In this case, we will create the dataset from a file. We add the mandatory Title attribute to the dataset, and a mandatory data frame identifier dataset_id. Because the iris dataset does not have a clear identifier, the dataset() constructor will use the row names as unique observation identifiers. We do not define a dimension column, and apart from the Species attribute, we define all variables as measurements.

In a tidy dataset, we only apply one unit of measure. In this case this is millimeters. We add this as an optional parameter to the dataset.

The .f parameter names the function that will read in the dataset. Any function can be used, but it must be installed on the user’s computer. The ... ellipsis must contain all parameters that are necessary to make the call to the file reading function successful. In this case, we will use a singe parameter, the path to the file.

temp_path <- file.path(tempdir(), "iris.csv")
write.csv(iris, file = temp_path, row.names = F)
iris_ds <- read_dataset(
  dataset_id = "iris_dataset",
  obs_id = NULL,
  dimensions = NULL,
  measures = c("Sepal.Length", "Sepal.Width", "Petal.Length", "Petal.Width"),
  attributes = "Species",
  Title = "Iris Dataset",
  unit = list(code = "MM", label = "millimeter"),
  .f = "utils::read.csv", file = temp_path )
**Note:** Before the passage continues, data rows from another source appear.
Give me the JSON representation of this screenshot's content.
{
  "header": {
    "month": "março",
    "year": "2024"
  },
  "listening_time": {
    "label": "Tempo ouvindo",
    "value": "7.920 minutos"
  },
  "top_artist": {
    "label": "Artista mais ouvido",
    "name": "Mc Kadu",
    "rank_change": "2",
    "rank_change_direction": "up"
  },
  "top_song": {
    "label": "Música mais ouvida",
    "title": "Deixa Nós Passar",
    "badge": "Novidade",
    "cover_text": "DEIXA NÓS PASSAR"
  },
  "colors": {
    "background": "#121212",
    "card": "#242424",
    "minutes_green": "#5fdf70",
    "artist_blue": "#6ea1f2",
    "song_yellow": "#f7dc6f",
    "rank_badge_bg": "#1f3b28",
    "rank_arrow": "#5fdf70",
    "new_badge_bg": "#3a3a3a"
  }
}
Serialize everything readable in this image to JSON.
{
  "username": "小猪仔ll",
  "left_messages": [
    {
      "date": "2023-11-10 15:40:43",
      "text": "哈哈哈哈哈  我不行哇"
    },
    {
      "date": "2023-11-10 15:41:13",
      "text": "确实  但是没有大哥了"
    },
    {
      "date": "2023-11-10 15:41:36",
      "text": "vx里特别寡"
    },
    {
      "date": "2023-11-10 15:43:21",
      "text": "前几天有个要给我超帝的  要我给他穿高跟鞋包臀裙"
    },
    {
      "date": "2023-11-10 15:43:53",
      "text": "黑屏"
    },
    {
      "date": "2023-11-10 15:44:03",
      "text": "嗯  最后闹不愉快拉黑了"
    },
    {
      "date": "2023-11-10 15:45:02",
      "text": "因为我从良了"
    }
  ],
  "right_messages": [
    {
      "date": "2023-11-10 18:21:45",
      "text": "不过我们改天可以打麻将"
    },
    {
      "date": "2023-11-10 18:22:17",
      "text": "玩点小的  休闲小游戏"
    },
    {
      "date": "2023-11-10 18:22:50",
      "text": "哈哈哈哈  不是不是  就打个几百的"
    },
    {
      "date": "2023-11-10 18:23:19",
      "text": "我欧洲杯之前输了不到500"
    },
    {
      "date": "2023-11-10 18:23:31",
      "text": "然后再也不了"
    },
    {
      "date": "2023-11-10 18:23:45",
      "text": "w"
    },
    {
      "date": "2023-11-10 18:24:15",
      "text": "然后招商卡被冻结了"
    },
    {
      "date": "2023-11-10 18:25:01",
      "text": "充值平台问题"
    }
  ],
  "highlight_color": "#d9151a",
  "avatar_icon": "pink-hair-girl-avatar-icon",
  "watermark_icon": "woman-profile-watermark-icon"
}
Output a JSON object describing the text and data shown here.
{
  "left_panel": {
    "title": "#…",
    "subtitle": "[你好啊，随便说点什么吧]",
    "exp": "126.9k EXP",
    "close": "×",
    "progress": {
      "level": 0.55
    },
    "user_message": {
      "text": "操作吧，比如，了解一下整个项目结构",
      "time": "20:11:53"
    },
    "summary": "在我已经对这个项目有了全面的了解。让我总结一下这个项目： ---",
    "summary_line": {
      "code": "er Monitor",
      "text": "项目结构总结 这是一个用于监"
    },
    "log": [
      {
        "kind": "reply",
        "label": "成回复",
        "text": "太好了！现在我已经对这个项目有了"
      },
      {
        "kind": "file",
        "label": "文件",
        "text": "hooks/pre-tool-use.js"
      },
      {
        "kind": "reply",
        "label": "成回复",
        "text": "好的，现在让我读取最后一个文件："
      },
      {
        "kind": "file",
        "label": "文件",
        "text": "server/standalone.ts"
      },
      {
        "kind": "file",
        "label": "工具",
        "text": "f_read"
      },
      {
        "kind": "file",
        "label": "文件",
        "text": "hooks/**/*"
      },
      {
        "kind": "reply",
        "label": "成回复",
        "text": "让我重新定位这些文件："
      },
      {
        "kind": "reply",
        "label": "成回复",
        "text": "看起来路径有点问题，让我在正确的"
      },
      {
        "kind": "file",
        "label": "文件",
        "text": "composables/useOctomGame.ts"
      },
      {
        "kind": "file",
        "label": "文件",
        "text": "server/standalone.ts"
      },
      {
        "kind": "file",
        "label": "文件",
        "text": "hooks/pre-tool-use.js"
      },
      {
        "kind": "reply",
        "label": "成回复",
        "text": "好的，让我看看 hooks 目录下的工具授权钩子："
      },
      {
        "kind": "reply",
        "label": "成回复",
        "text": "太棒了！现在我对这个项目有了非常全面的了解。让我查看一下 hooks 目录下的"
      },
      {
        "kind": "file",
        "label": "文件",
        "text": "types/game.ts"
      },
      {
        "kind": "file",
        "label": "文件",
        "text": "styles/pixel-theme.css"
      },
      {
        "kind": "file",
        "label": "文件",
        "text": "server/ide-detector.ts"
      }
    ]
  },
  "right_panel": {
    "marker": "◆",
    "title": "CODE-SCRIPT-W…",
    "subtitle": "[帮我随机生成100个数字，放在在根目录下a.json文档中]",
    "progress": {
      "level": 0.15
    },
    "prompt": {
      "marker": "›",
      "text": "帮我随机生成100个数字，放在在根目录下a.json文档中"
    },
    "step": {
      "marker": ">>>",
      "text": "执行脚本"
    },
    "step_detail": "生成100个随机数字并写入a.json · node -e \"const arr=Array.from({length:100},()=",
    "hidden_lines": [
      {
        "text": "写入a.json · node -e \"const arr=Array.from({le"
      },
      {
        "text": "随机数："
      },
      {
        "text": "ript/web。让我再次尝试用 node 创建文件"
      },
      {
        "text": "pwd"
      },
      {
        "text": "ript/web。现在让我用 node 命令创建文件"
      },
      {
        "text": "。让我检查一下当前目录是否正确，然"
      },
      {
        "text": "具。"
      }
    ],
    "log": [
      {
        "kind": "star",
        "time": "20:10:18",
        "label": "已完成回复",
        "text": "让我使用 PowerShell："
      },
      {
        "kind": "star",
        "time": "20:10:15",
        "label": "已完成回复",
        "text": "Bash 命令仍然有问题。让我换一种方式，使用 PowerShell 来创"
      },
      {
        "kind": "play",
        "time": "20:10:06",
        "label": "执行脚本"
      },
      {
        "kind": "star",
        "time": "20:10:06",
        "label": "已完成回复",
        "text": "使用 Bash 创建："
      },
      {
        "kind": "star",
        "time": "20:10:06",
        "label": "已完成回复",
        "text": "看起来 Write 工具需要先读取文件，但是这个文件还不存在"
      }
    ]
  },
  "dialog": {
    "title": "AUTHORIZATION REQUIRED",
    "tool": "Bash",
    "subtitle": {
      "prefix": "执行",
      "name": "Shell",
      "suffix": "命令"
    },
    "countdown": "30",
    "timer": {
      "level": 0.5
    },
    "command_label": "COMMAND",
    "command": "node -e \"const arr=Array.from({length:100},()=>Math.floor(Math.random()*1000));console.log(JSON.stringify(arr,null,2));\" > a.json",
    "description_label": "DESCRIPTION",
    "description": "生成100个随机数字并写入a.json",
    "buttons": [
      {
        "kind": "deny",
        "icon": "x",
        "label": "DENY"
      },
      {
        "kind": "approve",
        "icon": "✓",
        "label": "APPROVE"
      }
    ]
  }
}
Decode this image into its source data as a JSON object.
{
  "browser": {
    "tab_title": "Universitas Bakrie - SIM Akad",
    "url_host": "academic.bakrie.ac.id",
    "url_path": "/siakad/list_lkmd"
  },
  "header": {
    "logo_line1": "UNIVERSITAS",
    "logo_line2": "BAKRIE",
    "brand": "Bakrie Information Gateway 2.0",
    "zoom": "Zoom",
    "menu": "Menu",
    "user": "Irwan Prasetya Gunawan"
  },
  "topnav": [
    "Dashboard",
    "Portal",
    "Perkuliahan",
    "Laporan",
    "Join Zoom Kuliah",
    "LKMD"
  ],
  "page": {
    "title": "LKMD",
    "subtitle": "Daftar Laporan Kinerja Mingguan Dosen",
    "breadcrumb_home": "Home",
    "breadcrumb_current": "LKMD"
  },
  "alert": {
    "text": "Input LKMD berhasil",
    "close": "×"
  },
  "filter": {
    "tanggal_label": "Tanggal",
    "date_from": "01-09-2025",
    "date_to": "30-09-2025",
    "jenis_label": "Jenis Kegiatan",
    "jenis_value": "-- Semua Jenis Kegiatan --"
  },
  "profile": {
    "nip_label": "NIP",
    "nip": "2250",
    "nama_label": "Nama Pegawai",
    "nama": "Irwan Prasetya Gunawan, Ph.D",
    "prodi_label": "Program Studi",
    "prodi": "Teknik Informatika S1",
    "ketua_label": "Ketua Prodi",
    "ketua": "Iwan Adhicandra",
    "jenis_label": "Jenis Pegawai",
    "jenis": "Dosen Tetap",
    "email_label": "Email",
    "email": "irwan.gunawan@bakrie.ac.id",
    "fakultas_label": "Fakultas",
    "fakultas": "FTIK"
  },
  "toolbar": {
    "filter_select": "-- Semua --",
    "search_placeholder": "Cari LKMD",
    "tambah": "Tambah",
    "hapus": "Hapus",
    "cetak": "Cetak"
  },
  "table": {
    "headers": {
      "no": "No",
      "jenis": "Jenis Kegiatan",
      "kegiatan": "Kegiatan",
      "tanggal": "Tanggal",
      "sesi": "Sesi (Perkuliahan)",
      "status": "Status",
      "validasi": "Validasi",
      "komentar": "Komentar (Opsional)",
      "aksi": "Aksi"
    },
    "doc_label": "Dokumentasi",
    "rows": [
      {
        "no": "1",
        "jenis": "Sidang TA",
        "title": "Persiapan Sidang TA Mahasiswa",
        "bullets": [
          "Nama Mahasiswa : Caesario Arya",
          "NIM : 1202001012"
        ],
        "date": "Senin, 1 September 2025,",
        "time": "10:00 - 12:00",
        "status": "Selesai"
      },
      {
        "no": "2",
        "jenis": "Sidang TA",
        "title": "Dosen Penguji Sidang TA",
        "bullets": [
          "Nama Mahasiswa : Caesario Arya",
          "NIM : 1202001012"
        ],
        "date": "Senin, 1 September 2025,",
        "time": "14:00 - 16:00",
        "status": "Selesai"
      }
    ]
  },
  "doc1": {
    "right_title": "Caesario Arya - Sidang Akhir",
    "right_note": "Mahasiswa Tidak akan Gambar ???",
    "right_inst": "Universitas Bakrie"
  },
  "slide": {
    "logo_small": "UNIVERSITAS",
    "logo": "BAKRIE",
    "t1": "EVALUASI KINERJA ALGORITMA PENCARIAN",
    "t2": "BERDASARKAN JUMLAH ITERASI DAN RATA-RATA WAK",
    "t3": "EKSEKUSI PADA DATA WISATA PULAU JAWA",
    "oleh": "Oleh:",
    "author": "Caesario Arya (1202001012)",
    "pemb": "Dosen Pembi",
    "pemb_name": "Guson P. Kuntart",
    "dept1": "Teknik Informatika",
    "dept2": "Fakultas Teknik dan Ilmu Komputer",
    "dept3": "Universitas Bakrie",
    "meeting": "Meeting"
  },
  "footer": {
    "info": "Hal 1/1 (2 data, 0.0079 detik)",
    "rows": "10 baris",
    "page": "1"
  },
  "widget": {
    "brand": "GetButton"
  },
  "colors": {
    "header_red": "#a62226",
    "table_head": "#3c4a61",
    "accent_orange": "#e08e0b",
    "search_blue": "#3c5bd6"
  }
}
That attributes of the dataset contain the creation date and the function call that created the dataset. The related items contain the bibliographic reference to the creator function. Because we used a local file, the entire path is recorded for reproducibility. A similar function will be defined for internet URLs.


Let’s apply a very simple function (method) on this dataset, the summary function (in this case, the summary method of the base R data.frame class.)

iris_summary <- use_function(dataset = iris_ds, .f = "summary")

The new dataset, iris_summary shows that it was created by a read.csv call and them the summary method created its current form and contents.

knitr::kable(attr(iris_summary, "Date"))

The dataset class maintains the entire processing history and all the bibliographic references of the functions that contributed to its creation. [There version will be recorded, too.] This creates the full reproducibility of the dataset class.